Sarcopenia is the age-related decrease of muscle mass and muscle function, characterized by muscle atrophy and decreased myofiber number. A full understanding has yet to be reached regarding the etiologic complexities of this condition. However, it has been reported that there is a decrease in skeletal muscle autophagy with aging, particularly in autophagy for damaged mitochondria (mitophagy). There is also an increase is apoptosis. This alteration in balance between muscle repair and cell death promotes accumulation of damaged mitochondria and associated increased release of ROS, as well as decreased clearance of ROS-mediated cellular injury. There is very little experimental data to date regarding cellular senescence in aging skeletal muscle.
In muscles of aged experimental animals, aerobic exercise has been found to decrease components of apoptotic pathways, and increase components of autophagy pathways as well as to mitigate muscle atrophy. Chronic training also has been found to decrease ROS production in skeletal muscle, a decrease in oxidative stress. This oxidative stress reduction may decrease muscle apoptosis however, more study is needed here.
Nervous system 17,19,21,22,23
Structural mitochondrial abnormalities have been documented in pre-synaptic axons of aged mice. DNA damage and ROS-mediated mitochondrial dysfunction have also been documented in aging alpha motor neurons such stressors can lead to apoptotic demise of these neurons. This motor nerve loss contributes to the muscle atrophy and decreased muscle cell number of sarcopenia Additionally, mitophagy is decreased in aging motor neurons, which may also contribute to alpha motor neuron loss due to accumulation of damaged organelles and proteins. Data is quite limited regarding the presence or functional significance of senescent cells in aging CNS.
In aging, there is an increase in lymphocyte apoptosis,which is thought to contribute to a decreased number of T lymphocytes.Accumulation of senescent lymphocytes may contribute to a pro-inflammatory state in aging.
Mechanisms of natural killer cell-mediated cellular cytotoxicity
Cellular cytotoxicity, the ability to kill other cells, is an important effector mechanism of the immune system to combat viral infections and cancer.

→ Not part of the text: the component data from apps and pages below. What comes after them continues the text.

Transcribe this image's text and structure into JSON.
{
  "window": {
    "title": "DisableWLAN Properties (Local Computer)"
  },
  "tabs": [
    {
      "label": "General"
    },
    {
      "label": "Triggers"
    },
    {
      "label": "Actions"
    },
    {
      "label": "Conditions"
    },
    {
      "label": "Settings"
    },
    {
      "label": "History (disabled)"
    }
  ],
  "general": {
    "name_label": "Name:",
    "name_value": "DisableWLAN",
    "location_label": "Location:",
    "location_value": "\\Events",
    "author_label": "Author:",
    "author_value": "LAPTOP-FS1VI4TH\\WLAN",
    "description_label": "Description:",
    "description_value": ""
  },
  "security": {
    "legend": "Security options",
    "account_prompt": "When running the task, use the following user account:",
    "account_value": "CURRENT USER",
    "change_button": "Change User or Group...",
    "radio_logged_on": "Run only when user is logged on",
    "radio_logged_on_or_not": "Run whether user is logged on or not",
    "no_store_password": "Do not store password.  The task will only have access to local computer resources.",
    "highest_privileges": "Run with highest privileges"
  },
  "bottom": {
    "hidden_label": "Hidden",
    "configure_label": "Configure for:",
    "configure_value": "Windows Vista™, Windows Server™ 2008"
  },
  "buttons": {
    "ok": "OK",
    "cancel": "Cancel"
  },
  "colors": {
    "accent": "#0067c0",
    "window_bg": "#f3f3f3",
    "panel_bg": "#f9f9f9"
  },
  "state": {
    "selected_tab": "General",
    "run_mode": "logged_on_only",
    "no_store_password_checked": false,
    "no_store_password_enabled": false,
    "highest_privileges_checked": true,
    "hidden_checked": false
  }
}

Cytotoxic T cells and natural killer (NK) cells are the major mediators of this activity. Here, we summarize the cytotoxic mechanisms of NK cells. NK cells can kill virally infected of transformed cells via the directed release of lytic granules or by inducing death receptor-mediated apoptosis via the expression of Fas ligand or TRAIL. The biogenesis of perforin and granzymes, the major components of lytic granules, is a highly regulated process to prevent damage during the synthesis of these cytotoxic molecules. Additionally, NK cells have developed several strategies to protect themselves from the cytotoxic activity of granular content upon degranulation. While granule-mediated apoptosis is a fast process, death receptor-mediated cytotoxicity requires more time. Current data suggest that these 2 cytotoxic mechanisms are regulated during the serial killing activity of NK cells. As many modern approaches of cancer immunotherapy rely on cellular cytotoxicity for their effectiveness, unraveling these pathways will be important to further progress these therapeutic strategies.
Keywords: apoptosis death receptors degranulation granzyme perforin.